Tuatara (Sphenodon punctatus) are reptiles endemic to New Zealand. Although resembling most lizards, they are part of a distinct lineage, the order Rhynchocephalia. Their name derives from the Māori language, and means "peaks on the back". The single species of tuatara is the sole surviving member of its order, which originated in the Triassic period around 250 million years ago and which flourished during the Mesozoic era. Their most recent common ancestor with any other extant group is with the squamates (lizards and snakes). For this reason, tuatara are of interest in the study of the evolution of lizards and snakes, and for the reconstruction of the appearance and habits of the earliest diapsids, a group of amniote tetrapods that also includes dinosaurs (including birds) and crocodilians.
Technique: Giclee print, signed by the artist, with a limited number of editions available.
Size: 28x22cm with passepartout (off white).

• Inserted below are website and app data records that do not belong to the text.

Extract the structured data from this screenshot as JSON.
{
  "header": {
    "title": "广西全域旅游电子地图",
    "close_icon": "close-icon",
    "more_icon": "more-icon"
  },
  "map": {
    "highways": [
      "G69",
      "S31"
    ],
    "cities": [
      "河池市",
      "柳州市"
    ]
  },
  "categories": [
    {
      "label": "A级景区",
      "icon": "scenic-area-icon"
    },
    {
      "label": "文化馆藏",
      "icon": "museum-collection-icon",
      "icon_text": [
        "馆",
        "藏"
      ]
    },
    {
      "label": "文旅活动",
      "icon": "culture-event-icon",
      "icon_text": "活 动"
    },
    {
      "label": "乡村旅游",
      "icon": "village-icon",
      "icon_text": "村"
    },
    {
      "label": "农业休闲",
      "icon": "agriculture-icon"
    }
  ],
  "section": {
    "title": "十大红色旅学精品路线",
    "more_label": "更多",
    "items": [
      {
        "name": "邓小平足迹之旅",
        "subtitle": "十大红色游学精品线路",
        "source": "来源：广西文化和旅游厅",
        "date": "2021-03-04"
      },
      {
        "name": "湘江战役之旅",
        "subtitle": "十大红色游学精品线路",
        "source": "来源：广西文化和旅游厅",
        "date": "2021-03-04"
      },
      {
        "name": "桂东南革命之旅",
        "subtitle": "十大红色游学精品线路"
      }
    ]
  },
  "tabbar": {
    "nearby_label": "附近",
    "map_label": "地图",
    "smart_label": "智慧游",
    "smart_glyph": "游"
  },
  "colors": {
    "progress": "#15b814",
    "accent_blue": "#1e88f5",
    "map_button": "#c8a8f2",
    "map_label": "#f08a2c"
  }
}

Giclee is a neologism coined in 1991 by printmaker Jack Duganne for fine art digital prints made on inkjet printers. The name originally applied to fine art prints created on a modified Iris printer in a process invented in the late 1980s. It has since been used loosely to mean any fine-art, most of the times archival, printed by inkjet. It is often used by artists, galleries, and print shops to suggest high quality printing.